Task objective. Go through the entries below and tally the lines containing the string "data"; report only the tally.

------------------------------------

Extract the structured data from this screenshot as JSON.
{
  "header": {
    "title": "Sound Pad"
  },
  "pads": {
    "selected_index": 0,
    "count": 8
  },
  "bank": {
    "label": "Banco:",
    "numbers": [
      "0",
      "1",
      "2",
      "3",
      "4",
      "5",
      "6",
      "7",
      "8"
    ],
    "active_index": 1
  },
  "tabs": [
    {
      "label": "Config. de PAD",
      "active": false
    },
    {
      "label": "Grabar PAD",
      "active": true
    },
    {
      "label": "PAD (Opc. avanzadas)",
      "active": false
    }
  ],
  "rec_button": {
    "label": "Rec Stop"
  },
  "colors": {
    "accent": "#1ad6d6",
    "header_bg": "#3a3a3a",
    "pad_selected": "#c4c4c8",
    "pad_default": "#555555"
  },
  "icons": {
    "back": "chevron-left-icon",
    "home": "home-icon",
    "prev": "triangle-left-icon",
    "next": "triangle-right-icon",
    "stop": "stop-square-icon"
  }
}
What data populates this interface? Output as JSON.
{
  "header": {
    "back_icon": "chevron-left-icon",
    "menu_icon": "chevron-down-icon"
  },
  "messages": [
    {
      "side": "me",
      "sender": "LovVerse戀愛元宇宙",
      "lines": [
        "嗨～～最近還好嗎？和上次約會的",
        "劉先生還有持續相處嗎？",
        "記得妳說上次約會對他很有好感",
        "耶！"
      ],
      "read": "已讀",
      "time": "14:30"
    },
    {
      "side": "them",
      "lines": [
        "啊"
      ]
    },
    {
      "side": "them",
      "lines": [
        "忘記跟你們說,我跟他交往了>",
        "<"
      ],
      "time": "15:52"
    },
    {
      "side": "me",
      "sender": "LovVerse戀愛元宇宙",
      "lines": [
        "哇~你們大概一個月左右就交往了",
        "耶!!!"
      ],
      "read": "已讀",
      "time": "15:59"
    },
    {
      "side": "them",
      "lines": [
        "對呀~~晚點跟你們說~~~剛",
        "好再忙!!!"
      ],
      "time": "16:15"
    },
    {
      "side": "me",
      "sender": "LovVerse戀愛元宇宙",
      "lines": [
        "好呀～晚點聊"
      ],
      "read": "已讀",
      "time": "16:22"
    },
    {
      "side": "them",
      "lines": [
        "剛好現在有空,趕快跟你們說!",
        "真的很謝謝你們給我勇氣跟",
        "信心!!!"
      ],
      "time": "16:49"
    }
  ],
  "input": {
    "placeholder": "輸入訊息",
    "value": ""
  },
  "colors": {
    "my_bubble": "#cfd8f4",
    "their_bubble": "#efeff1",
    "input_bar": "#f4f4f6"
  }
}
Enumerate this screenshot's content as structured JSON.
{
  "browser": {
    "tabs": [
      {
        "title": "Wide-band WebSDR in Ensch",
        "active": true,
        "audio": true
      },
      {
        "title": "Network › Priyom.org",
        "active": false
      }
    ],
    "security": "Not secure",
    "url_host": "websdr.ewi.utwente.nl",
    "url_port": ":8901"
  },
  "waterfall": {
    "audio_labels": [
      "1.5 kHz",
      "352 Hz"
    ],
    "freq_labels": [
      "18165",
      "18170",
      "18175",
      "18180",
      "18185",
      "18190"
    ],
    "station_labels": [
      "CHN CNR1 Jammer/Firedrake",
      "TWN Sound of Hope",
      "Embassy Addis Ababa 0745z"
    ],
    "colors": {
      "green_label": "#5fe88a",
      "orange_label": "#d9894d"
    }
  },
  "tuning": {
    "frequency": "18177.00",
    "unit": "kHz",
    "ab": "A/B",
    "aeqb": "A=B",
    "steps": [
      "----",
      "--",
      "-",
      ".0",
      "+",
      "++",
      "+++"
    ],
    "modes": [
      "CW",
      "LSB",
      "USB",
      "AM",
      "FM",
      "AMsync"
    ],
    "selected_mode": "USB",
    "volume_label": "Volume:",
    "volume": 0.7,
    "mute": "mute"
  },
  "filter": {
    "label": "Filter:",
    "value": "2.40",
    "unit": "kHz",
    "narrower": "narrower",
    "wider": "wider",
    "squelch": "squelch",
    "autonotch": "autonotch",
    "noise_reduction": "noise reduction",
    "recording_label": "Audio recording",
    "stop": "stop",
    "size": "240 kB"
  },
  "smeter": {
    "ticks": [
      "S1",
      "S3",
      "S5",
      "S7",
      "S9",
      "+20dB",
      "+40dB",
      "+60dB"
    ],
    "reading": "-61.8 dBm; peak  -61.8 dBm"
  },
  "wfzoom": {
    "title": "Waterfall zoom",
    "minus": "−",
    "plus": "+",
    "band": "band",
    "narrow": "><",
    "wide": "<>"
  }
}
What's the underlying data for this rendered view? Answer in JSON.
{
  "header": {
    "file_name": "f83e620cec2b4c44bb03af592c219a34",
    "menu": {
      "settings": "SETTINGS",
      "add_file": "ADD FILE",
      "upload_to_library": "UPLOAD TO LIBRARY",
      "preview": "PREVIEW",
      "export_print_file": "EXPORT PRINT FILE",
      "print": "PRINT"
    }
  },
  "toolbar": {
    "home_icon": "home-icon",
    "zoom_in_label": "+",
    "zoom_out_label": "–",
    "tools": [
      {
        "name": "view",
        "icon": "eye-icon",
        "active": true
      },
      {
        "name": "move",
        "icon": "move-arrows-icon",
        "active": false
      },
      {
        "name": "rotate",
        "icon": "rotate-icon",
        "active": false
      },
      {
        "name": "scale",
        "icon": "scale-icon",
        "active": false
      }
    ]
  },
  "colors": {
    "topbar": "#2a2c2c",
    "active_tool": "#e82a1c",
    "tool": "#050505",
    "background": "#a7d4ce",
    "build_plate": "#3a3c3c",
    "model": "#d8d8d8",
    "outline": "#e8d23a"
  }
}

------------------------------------

Task output. 3